I promised I’d get to the part where sideways blocking can be problematic rather than is problematic. It’s only a flag if it’s forcible AND uses the head, forearm, or shoulder. Another thing to please note, it only matters what part of the body the blocker uses. It doesn’t matter what part of the body it strikes.
This is pretty easy in my opinion. There’s obvious contact using the shoulder. McKenzie is actually making damn sure he led with it. And his opponent is sent reeling to the ground. I don’t think there’s any question on these criteria.
What was he supposed to do?
I’m giving this question a section because I know it’ll come up in the comments. All those requests to “please note” are for this question. In order to be a flag ALL of the criteria above need to be present. In McKenzie’s case he can’t control that he and the ball are outside of the exception zone but everything else is controllable.
- Option 1: Don’t step into the block. If you don’t have a “path” at all, it can’t be toward or parallel to your end line
- Option 2: Step into the block but earlier so you can move away from your own end line aka “forward”
- Option 3: Do everything the same but use your hands instead of shoulder
I can’t stress this enough, there are numerous ways to make the block that wouldn’t be flagged. The league isn’t asking him to let his teammates get tackled without a fight.
I don’t think this is as obvious as Ford’s. Primarily because Ford traveled a bit more to reach his block making the path criteria far more clear. That said, every angle shows McKenzie moving to initiate the block. There’s no argument to be made he was stationary. All of the other criteria were quite obvious.
This is a call that if an opponent had done this and it hadn’t been called I wouldn’t be angry. That said, it was called correctly according to the rule. I know a lot of people called it a BS flag but it definitely was not that.
And I know what many of you are thinking. It wasn’t “in the spirit of” the rule. There’s evidence against that notion too. In 2019 this rule was a point of emphasis for the league with video tutorials and refs touring the league making sure teams understood. Further, it was called roughly twice per week during the season last year.

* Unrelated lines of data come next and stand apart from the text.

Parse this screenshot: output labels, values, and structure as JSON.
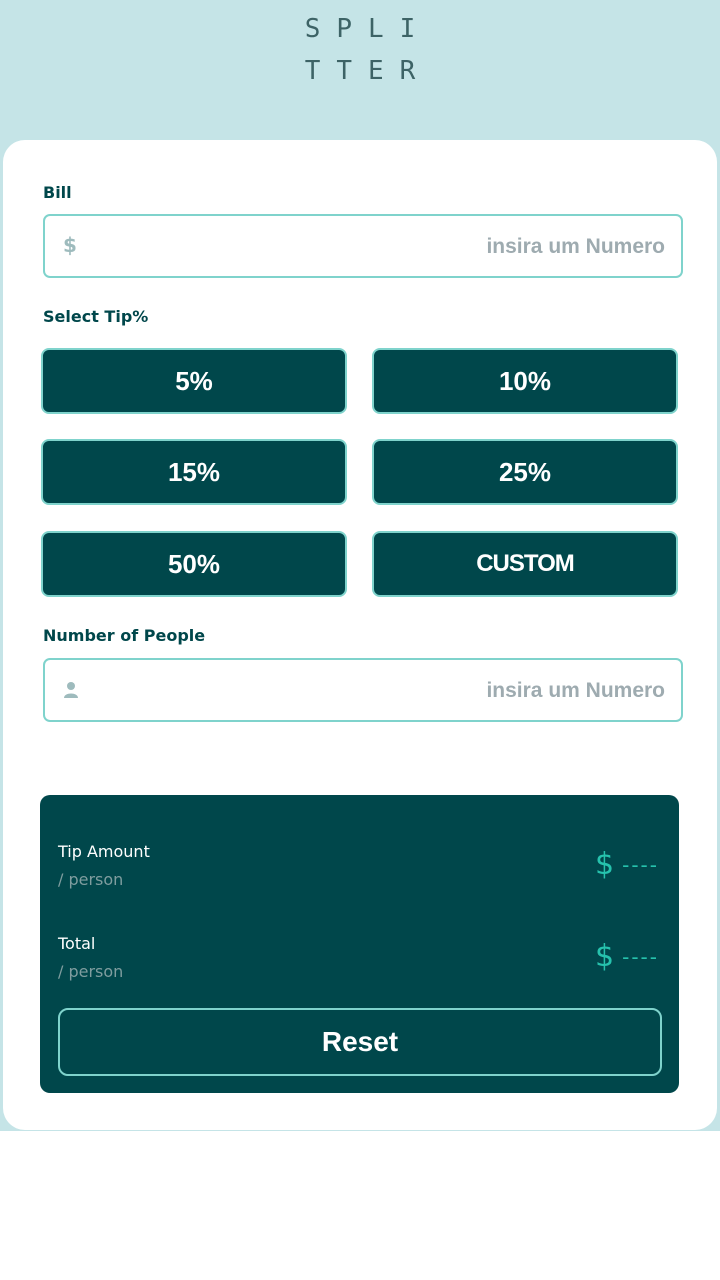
{
  "logo": {
    "line1": "SPLI",
    "line2": "TTER"
  },
  "bill": {
    "label": "Bill",
    "icon": "dollar-icon",
    "icon_glyph": "$",
    "value": "",
    "placeholder": "insira um Numero"
  },
  "tip": {
    "label": "Select Tip%",
    "options": [
      "5%",
      "10%",
      "15%",
      "25%",
      "50%",
      "CUSTOM"
    ]
  },
  "people": {
    "label": "Number of People",
    "icon": "person-icon",
    "value": "",
    "placeholder": "insira um Numero"
  },
  "results": {
    "tip_amount": {
      "title": "Tip Amount",
      "sub": "/ person",
      "currency": "$",
      "value": "----"
    },
    "total": {
      "title": "Total",
      "sub": "/ person",
      "currency": "$",
      "value": "----"
    },
    "reset_label": "Reset"
  },
  "colors": {
    "background": "#c5e4e7",
    "dark_cyan": "#00474b",
    "accent": "#26c2ad",
    "border": "#7fd3cc"
  }
}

And after all that they didn’t eliminate the rule. They barely tweaked it. For further proof there have been four of these called in 2020, the same rate we saw last year. The fact of the matter is that the league has clearly conveyed what to expect with this rule. Whether you like the rule or not is up to you, but McKenzie’s flag was consistent with it.